TikTok may be best known for its dance crazes, pranks and comedy skits, but a darker side to the popular social media app has emerged.
Alarming new research has shown that teenage children are more likely to see content of real-life violence on TikTok than on any other social media platform.
The Youth Endowment Fund (YEF), a charity that prevents children from becoming involved in violence, surveyed 7,500 teenage children in England and Wales about their experiences of violence, in person and online.
It found that 33 per cent of all 13 to 17-year-olds said they had seen footage of real-life violence on TikTok in the past 12 months. In comparison, 25 per cent had seen real-life violent content on Snapchat, 20 per cent on YouTube and 19 per cent on Instagram.
Tranai Todd, 19, has experienced seeing violence online himself and is now CEO of Support Through Sport, a programme that mentors vulnerable young people in Nottinghamshire through sport.
“When I was in secondary school, I started to drift down the path of antisocial behaviour and getting involved in the wrong things,” Tranai told The Independent. “One of the things that certainly drove that was social media.”
As well as exposing children to violence, many think that social media is also one of the factors driving it. When asked why young people commit acts of violence in their area, 42 per cent of teenage children said they thought social media was a major factor, as did 52 per cent of adults.
“It’s almost like a bit of a competition on social media to see who’s doing the worst stuff. When I was in school and getting involved with that sort of thing it was a big tool in the group I was in at the time,” Tranai said.
He added: “Seeing a video on social media, for some, might not have a massive impact on them. But for others it can make them feel unsafe or if they’ve had adverse childhood experiences it might be a trigger for previous trauma.
“But it might also be that first step on a pathway of getting involved in crime and violence.”
The most common type of violence seen online was footage of fights between young people – nearly half of all teenage children had encountered this type of content. Posts and messages showing threats to beat someone up were reported by 36 percent and 29 per cent had seen content showing people carrying, promoting or using weapons.
Jibril Rose, 19, a YEF Youth Advisory Board member, said one of the biggest challenges facing young people is that they “can’t get away” from seeing violence on TikTok.
“The crazy thing about TikTok is that you can’t hide from it,” he said. “You can’t choose what you see because it comes up on your ‘For you’ page most of the time. You could be home, had a bad day and go on your phone, and the first thing you see is someone getting chased with a knife.
“How difficult is it to escape violence even in your own safe place like at home, in your bedroom? You can’t get away from it.”
The charity’s analysis shows that children who are more vulnerable to experiencing violence when they are offline, are also more prone to experiencing violence when they’re online too.
Compared to 60 per cent of all teenage children, 94 per cent of teenage children who said they had carried a weapon and 87 per cent of those who said they had been in a gang, had seen violent content on social media.
Youth worker Callum Bruce-Phillips told The Independent that there was a growing concern about children seeing violent videos online.
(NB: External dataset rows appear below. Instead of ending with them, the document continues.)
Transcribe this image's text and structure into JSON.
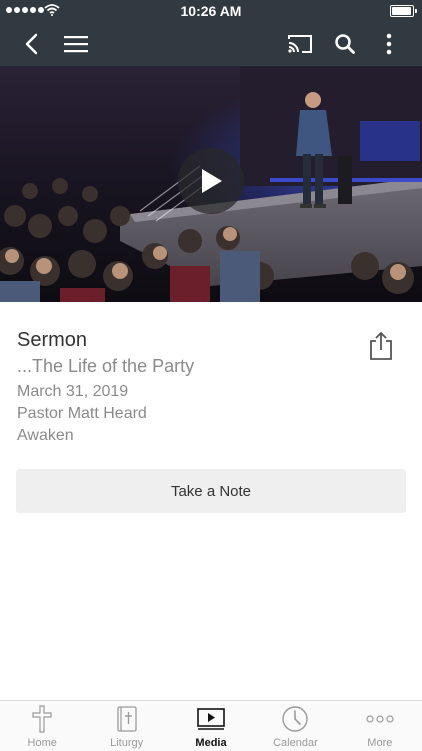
{
  "status_bar": {
    "time": "10:26 AM"
  },
  "nav": {
    "back_icon": "chevron-left-icon",
    "menu_icon": "hamburger-icon",
    "cast_icon": "cast-icon",
    "search_icon": "search-icon",
    "more_icon": "vertical-dots-icon",
    "bar_color": "#323a41"
  },
  "media": {
    "category": "Sermon",
    "title": "...The Life of the Party",
    "date": "March 31, 2019",
    "speaker": "Pastor Matt Heard",
    "series": "Awaken",
    "share_icon": "share-icon",
    "play_icon": "play-icon"
  },
  "actions": {
    "take_note_label": "Take a Note"
  },
  "tabs": [
    {
      "label": "Home",
      "icon": "cross-icon",
      "active": false
    },
    {
      "label": "Liturgy",
      "icon": "bible-icon",
      "active": false
    },
    {
      "label": "Media",
      "icon": "video-player-icon",
      "active": true
    },
    {
      "label": "Calendar",
      "icon": "clock-icon",
      "active": false
    },
    {
      "label": "More",
      "icon": "ellipsis-icon",
      "active": false
    }
  ]
}
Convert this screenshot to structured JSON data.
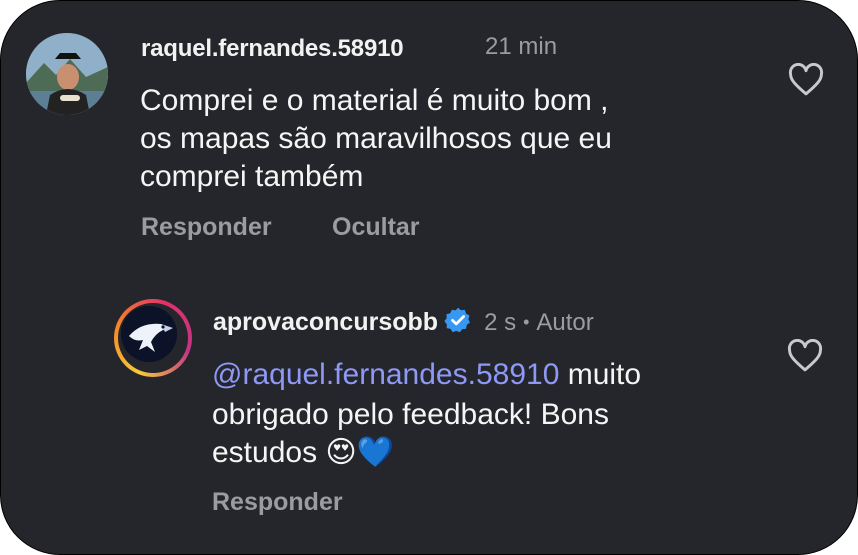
{
  "comment": {
    "username": "raquel.fernandes.58910",
    "time": "21 min",
    "line1": "Comprei e o material é muito bom ,",
    "line2": "os mapas são maravilhosos que eu",
    "line3": "comprei também",
    "reply_label": "Responder",
    "hide_label": "Ocultar"
  },
  "reply": {
    "username": "aprovaconcursobb",
    "time": "2 s",
    "separator": "•",
    "author_label": "Autor",
    "mention": "@raquel.fernandes.58910",
    "line1_rest": " muito",
    "line2": "obrigado pelo feedback! Bons",
    "line3": "estudos",
    "emojis": "😍💙",
    "reply_label": "Responder"
  },
  "colors": {
    "background": "#25262b",
    "mention": "#8e98f5",
    "muted": "#9b9ca1",
    "verified": "#3897f0"
  },
  "icons": [
    "heart-icon",
    "verified-badge-icon",
    "eagle-logo-icon"
  ]
}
He has spoken to young people who have shown him videos of youth violence they have seen on TikTok – including a fight involving 40 teenagers.
He said advancements in algorithms over the past decade have influenced how often vulnerable teens are seeing violence online.
“These algorithms are deciding what you see based on maybe one video you’ve viewed and then suddenly you’re getting a torrent of similar videos,” the 25-year-old from Swansea said. “When it comes to TikTok and the algorithms on there, these young people are kind of almost being forced to witness this.”
He added: “You do worry about their mental health when it comes to what they’re seeing online.”
Tranai said more needs to be done by social media giants such as TikTok to moderate violent content being shown online.
“There needs to be steps in policy and procedure from a top-level to really embed moderations and to check and challenge what’s going on to these social media platforms,” he said.
“Then also we need to raise awareness around what kind of impact this content is having on young people, because I don’t think there’s a deep understanding or consideration around what actual impact that sort of content is having on children.”
He added that workshops, further funding for youth work, or sessions in school about keeping young people safe online could be beneficial.
A TikTok spokesperson said “TikTok removes or age-restricts content that’s violent or graphic, most often before it receives a single view, and provides parents with tools to further customise content and safety settings for their teens’ account.”